No one invited niggles to the party, but it is not uncommon for them to join anyway. They might show up at work if you happen to stand on your feet all day, or during your run or even at the gym. If you have been particularly active, hiking or walking, it is not uncommon to experience them either.

But what to do in case it strikes? We’re here to help!

Don’t ignore them

Niggles describe soreness, tightness or feeling of discomfort occurring at a specific part of your body. They may be uncomfortable, scary or annoying - we’ve been there and completely get your frustration. But these are signs sent by your body for you to pick up. For example, tightness might prompt you to stretch more, discomfort might indicate you need to strengthen certain muscles, or reduce your rhythm and load to let your body recover.

Use the RICE method

If you play sports, you might be familiar with the ‘RICE’ method but it can also apply to you if you tend to stand a lot. When you start feeling a niggle or fear it might be coming, make sure you:

  • Rest - if you feel pain or discomfort, take it easy or stop. It might be dangerous for you to continue at the same pace without causing more damage. If you’re at work, it might be more difficult to take some time off. In this case, be religious about taking breaks and structuring your day so that your body gets more time off and can heal properly.

  • Ice - apply ice packs for 15minutes at a time and repeat this as needed. Ice is a very efficient tool for recovery and rehabilitation in sports and if you don’t have any pack at home, frozen peas will do the trick too!
  • Compression - this will help blood to circulate to the rest of the limb. But careful, if it goes numb, release the bandaging or remove compression sock, elastic bandages… 
  • Elevate - Make sure to elevate the niggle. It will be higher than the heart, which means there will be less force within the damaged vessel and reduce swelling.

Switch to cross training

If you picked up a niggle during your latest run and you are unsure you can still train, switch to cross training to reduce impact. There will be plenty of options if you don’t fancy stepping on a cross trainer at the gym or if you want to avoid high impact sports. We promise you will definitely break a sweat anyway! But be aware, make sure your pick doesn’t endanger your existing pain. You can try out: rowing, swimming, cycling, yoga, walking, aqua jogging, rock climbing, cross country skiing, weight lifting, mountain biking…

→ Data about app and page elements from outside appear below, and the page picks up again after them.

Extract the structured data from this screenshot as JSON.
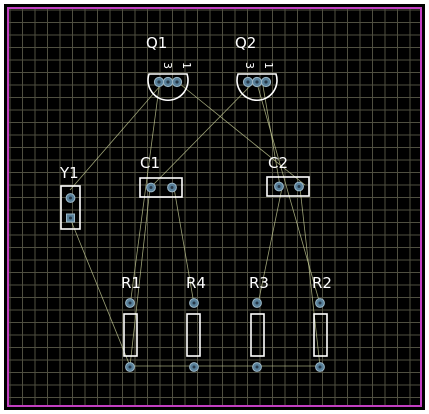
{
  "board": {
    "background_color": "#000000",
    "grid_color": "#4f4f40",
    "outline_color": "#c23fc2",
    "silkscreen_color": "#ffffff",
    "pad_color": "#58809a",
    "ratsnest_color": "#cfd69c"
  },
  "components": {
    "q1": {
      "designator": "Q1",
      "pin3": "3",
      "pin1": "1"
    },
    "q2": {
      "designator": "Q2",
      "pin3": "3",
      "pin1": "1"
    },
    "c1": {
      "designator": "C1"
    },
    "c2": {
      "designator": "C2"
    },
    "y1": {
      "designator": "Y1"
    },
    "r1": {
      "designator": "R1"
    },
    "r4": {
      "designator": "R4"
    },
    "r3": {
      "designator": "R3"
    },
    "r2": {
      "designator": "R2"
    }
  }
}
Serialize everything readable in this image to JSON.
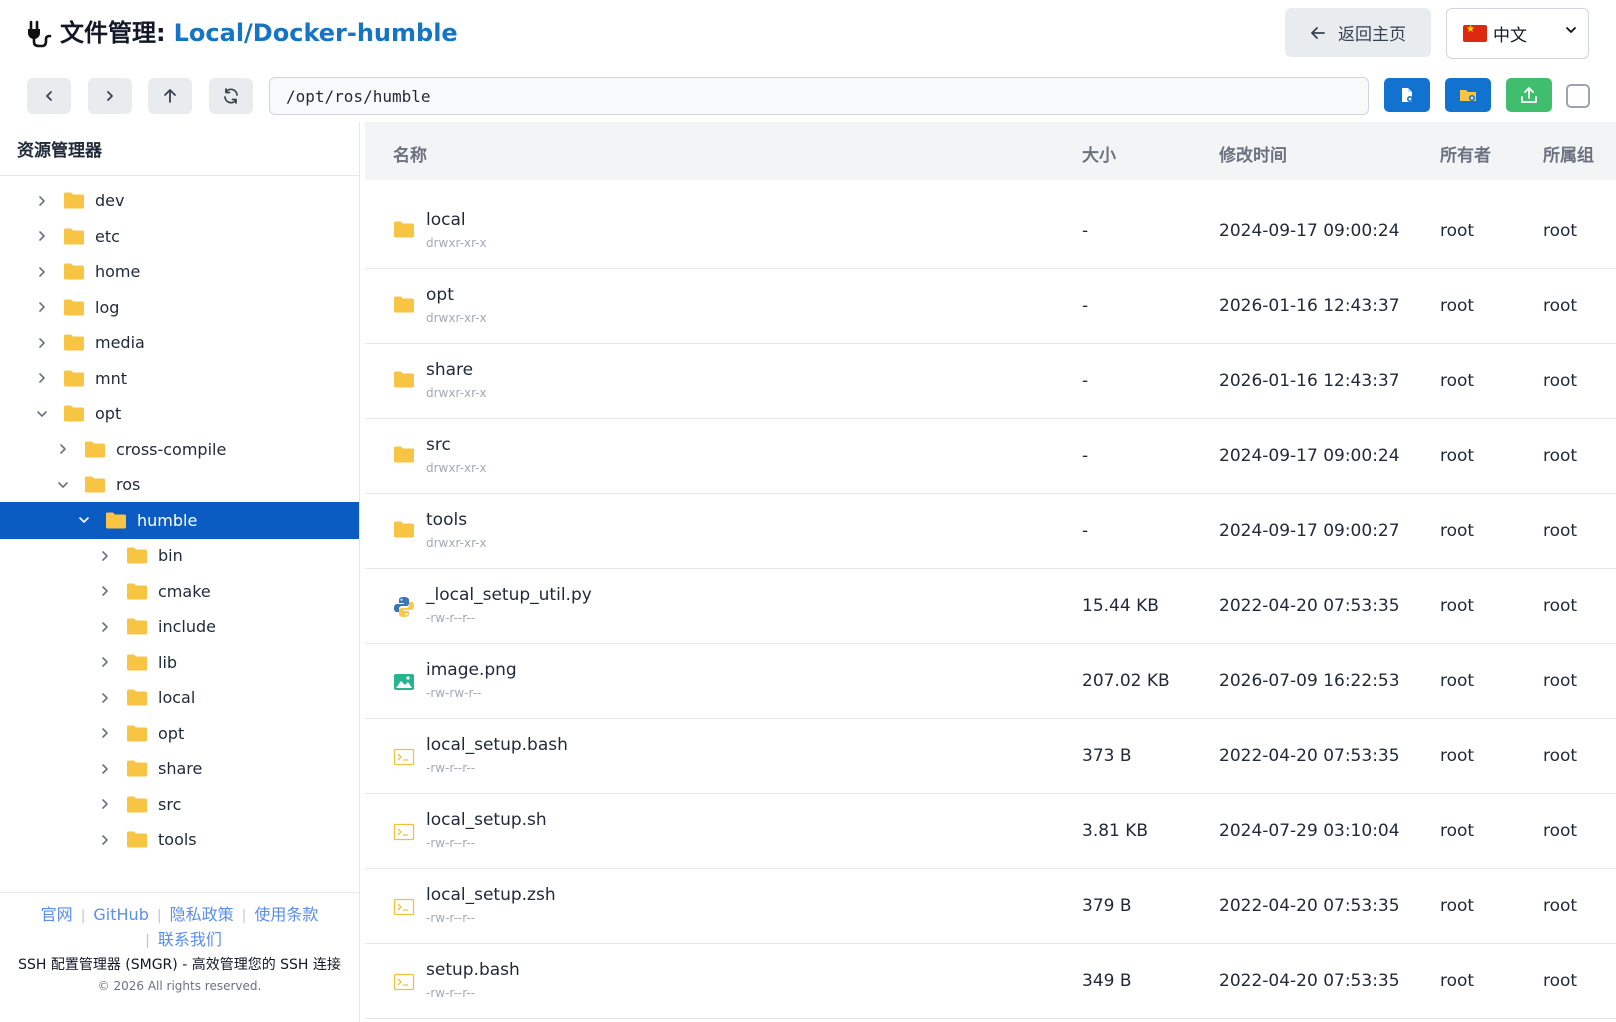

Eat good food

This tip might not have a direct palpable effect on your niggle, but it has more effects than you think. An overall balanced diet will limit nutrient deficiencies, which will more likely impair your muscles’ ability to recover faster. To achieve this, limit ultra processed foods and meals, eat plenty of fruits and vegetables and protein. According to Healthline, it is recommended to get at least “1.4 to 1.8 grams of protein per kilogram of bodyweight”.

Sleep well and limit stress

Sleep has a significant impact on muscle recovery. If you have been standing on your feet, making sure that you sleep enough and improve your sleep quality might be an easy win to stay away from niggles or recover from one. How does it work? During deep sleep (representing 40% of total sleep time), brain is rested which means the blood supply available to muscles increases. It is then logical that more oxygen and nutrients are delivered to muscles, which help them heal and grow. So, instead of scrolling social media endlessly or watching another episodes, get to sleep!  

Seek out professional help

Despite all mentioned above, if pain is unbearable from the beginning, if you can’t put weight in the area or if your discomfort causes immobility, you should seek out advice from professionals. As adults, it is often very easy to discard injury as we’re often stretched with time and prefer thinking it will just go over time. But ultimately, an serious injury might get worse over time if it remains untreated. Without appropriate support, it might take more time to heal, and more importantly it might have an impact in your work, your sport etc.